Rep. Darrell Issa (R-CA) asked Assistant Secretary O’Brien to outline the specific resources the State Department is prepared to use to ensure Azerbaijan honors a peace deal. “What are you prepared to do, Ambassador [O’Brien], to create a carrot and stick to move this agenda? Are you willing to add sanctions for non-compliance?” Assistant Secretary O’Brien stated, “Yes, we are looking at all the tools we have. I’m not going to preview any sanctions decisions, but that’s certainly a tool in our toolkit.”
Rep. Mike Lawler (R-NY) questioned Biden Administration’s military aid to Azerbaijan in the face of President Aliyev’s ties with Russia and Iran. “Sanctioned Russian and Iranian companies own significant shares in Azerbaijan’s gas fields exporting energy to Europe, and Azerbaijan has recently signed lucrative energy deals with both countries,” stated Rep. Lawler.

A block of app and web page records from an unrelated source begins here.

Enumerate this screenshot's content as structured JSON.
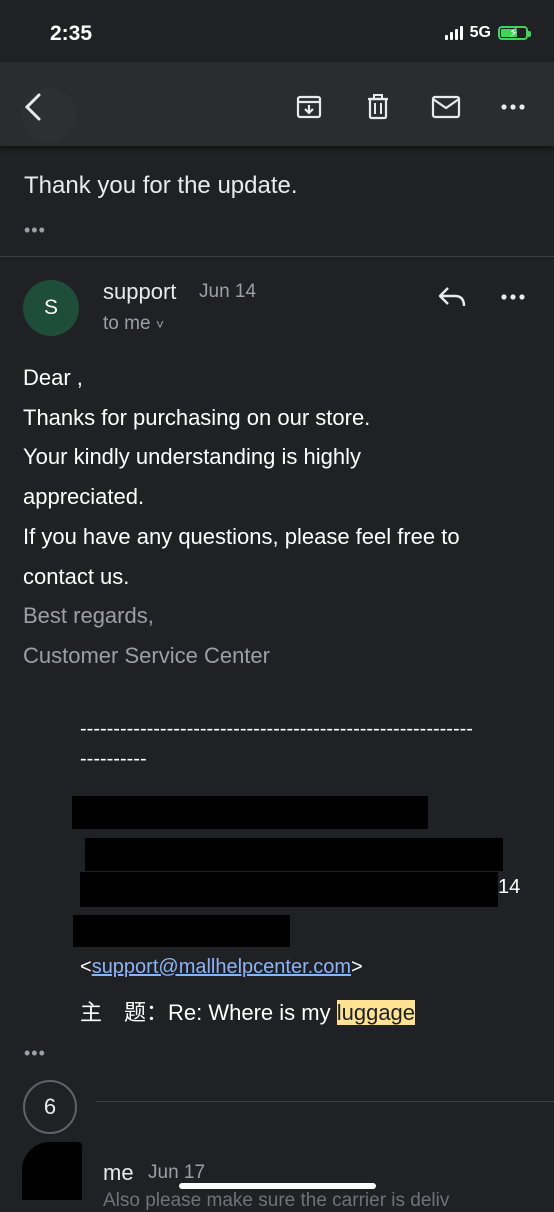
{
  "status_bar": {
    "time": "2:35",
    "network": "5G"
  },
  "toolbar": {
    "icons": [
      "back-arrow-icon",
      "archive-icon",
      "trash-icon",
      "mail-icon",
      "more-icon"
    ]
  },
  "previous_message": {
    "text": "Thank you for the update.",
    "expand": "•••"
  },
  "message": {
    "avatar_letter": "S",
    "sender": "support",
    "date": "Jun 14",
    "recipient": "to me",
    "chevron": "˅",
    "body": {
      "greeting": "Dear ,",
      "line1": "Thanks for purchasing on our store.",
      "line2": "Your kindly understanding is highly appreciated.",
      "line3": "If you have any questions, please feel free to contact us.",
      "closing": "Best regards,",
      "signature": "Customer Service Center"
    },
    "quoted": {
      "separator_line1": "-----------------------------------------------------------",
      "separator_line2": "----------",
      "date_tail": "14",
      "email_open": "<",
      "email": "support@mallhelpcenter.com",
      "email_close": ">",
      "subject_label": "主　题：",
      "subject_prefix": "Re: Where is my ",
      "subject_highlight": "luggage"
    },
    "expand": "•••"
  },
  "thread": {
    "hidden_count": "6",
    "next_sender": "me",
    "next_date": "Jun 17",
    "next_snippet": "Also please make sure the carrier is deliv"
  }
}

Assistant Secretary O’Brien noted they were aware of Azerbaijan’s energy deals, and affirmed they are not in US national interests.
“Many of us here in Congress sent letter after letter after letter and supported resolution after resolution to exert pressure and relieve the humanitarian situation in Nagorno-Karabakh, which had been exacerbated since the 2020 war. It looks like we failed,” stated Rep. Brad Schneider (D-IL) in powerful remarks questioning the State Department’s assessment of prospects for peace. “The tightening of the stranglehold around Nagorno-Karabakh over the years until the ethnic Armenian population was forced to leave, was not just about counterterrorism, and it was not just about geopolitics,” stated Rep. Schneider. He went on to relay the story of the brutal murder of Armenian serviceman Gurgen Margaryan, axed to death by Azerbaijani soldier Ramil Safarov during a NATO exercise in Hungary in 2004. Safarov was extradited back to Azerbaijan in 2012, where he was promoted and rewarded for his actions. “What should be our takeaway from what happened in 2004 through 2012? How should we think of the possibilities of peace between Armenia and Azerbaijan in this context,” asked Rep. Schneider.
Calling the Margaryan’s murder a “reprehensible” set of events, Amb. O’Brien cited the need for “accountability for crimes,” and “setting a new path going forward,” but stopped short of outlining any clear U.S. actions to achieve the former or to ensure the latter – placing the onus on Armenia and Azerbaijan. “We are creating a path for them to take and incentives for them to go there.”
Noting Turkey’s history of genocide against the Armenian people, Rep. Dina Titus cited the close ties between Turkey and Azerbaijan and asked “what kind of damage are they causing now?” Rep. Titus called for end-use monitoring of US weapons sold to Turkey, expressing concern about Turkey’s illegal transfer of military parts and munitions to Azerbaijan
Rep. Madeleine Dean stressed the importance of the hearing. “What started as a blockade of Nagorno-Karabakh culminated in the Azerbaijani offensive on September 19 and 20 to regain control of the region. Within 10 days, approximately 100,000 residents of Nagorno-Karabakh, about 80 percent of the population, fled to Armenia. Armenia, the U.S., E.U., and international organizations have stepped in to provide humanitarian assistance for the refugees, but many questions remain as to their future, as well as the future of Nagorno-Karabakh,” stated Rep. Dean.